The National Football League recently granted $100,000 to the Hospital for Special Surgery to study the effects of platelet rich plasma and stem cells on tendons. The research will be conducted by Dr. Scott Rodeo, associate team physician for the New York Giants. The focus will be to better understand the effects of different formulations of PRP in a preclinical model. Specific evaluations of how PRP influences the tendon structure will be done.
This is important research that should help answer multiple questions. Clinical studies to date have been variable in their outcomes. The best available data today supports the use of PRP with white blood cells injected in an unactivated form for chronic tennis elbow. We need to better understand the mechanisms underlying various forms of PRP in order to best apply it clinically.

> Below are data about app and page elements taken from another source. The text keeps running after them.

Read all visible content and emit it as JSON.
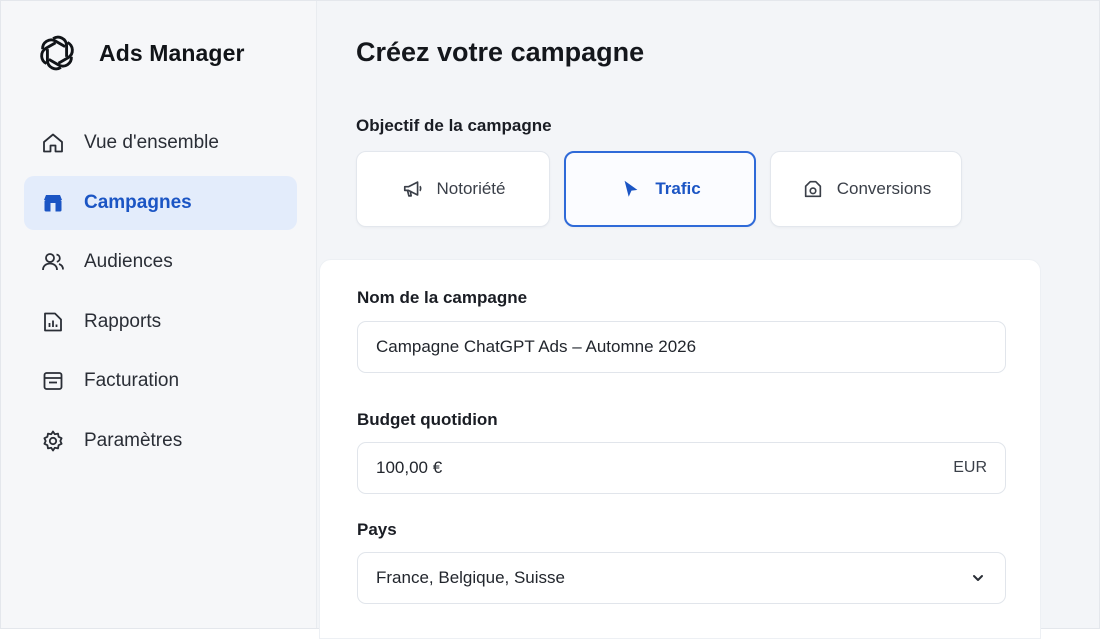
{
  "app": {
    "brand_name": "Ads Manager",
    "accent": "#1b55c4"
  },
  "sidebar": {
    "items": [
      {
        "label": "Vue d'ensemble",
        "icon": "home-icon"
      },
      {
        "label": "Campagnes",
        "icon": "megaphone-store-icon",
        "active": true
      },
      {
        "label": "Audiences",
        "icon": "users-icon"
      },
      {
        "label": "Rapports",
        "icon": "report-icon"
      },
      {
        "label": "Facturation",
        "icon": "billing-icon"
      },
      {
        "label": "Paramètres",
        "icon": "gear-icon"
      }
    ]
  },
  "main": {
    "title": "Créez votre campagne",
    "objective": {
      "label": "Objectif de la campagne",
      "options": [
        {
          "label": "Notoriété",
          "icon": "megaphone-icon"
        },
        {
          "label": "Trafic",
          "icon": "cursor-icon",
          "selected": true
        },
        {
          "label": "Conversions",
          "icon": "bag-icon"
        }
      ]
    },
    "form": {
      "name": {
        "label": "Nom de la campagne",
        "value": "Campagne ChatGPT Ads – Automne 2026"
      },
      "budget": {
        "label": "Budget quotidion",
        "value": "100,00 €",
        "currency": "EUR"
      },
      "country": {
        "label": "Pays",
        "value": "France, Belgique, Suisse"
      }
    }
  }
}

We will all be most interested in following the results of their investigations.
See full article about research grant.
Wednesday, September 12, 2012
Sunday, September 09, 2012
I am most fortunate to live in the Silicon Valley. The climate is close to perfect except for the potential for an earthquake. The United States Geologic Survey is located in the middle of the Valley and tracks seismic activity from all over the world. (See real time earthquake map) At some point, this area will have another big one. Right now, however, hundreds of little quakes are occurring all over the bay area and they don't involve the shifting of tectonic plates.
People with indomitable self-confidence in a rainbow of colors populate the valley. We are united by a goal of "changing the world". It is not simply a cliche but truly a mantra. Apple, Google, Twitter, and Intel are just a few of the transformative technology companies that were founded here. It is important to note that other industries also contribute to the culture. Genentech, the world's first biotechnology company was founded here over thirty-five years ago by a couple of dreamers that envisioned a world of genetically engineered medicines for challenging diseases such as diabetes. That was science fiction back then and is reality now. A new generation of visionaries seek to solve insanely difficult problems such as brain cancer. (See story about how an eight year old's death continues to inspire Stanford researchers) Other valley entrepreneurs seek to solve our energy problems via novel approaches to renewable sources or via electric cars such as Tesla. Many more quixotic ideas will erupt from this fertile ground and inspire other ideas in near and distant lands.
Despite the recent economic difficulties, young, middle age and older people in this valley continue to search for and even demand dramatically better solutions to the most challenging problems of our time. They embrace Les Brown's suggestion: "Shoot for the moon. Even if you miss, you'll land among the stars". The valley is about 25 miles long and only three miles wide but truly is the epicenter of optimism.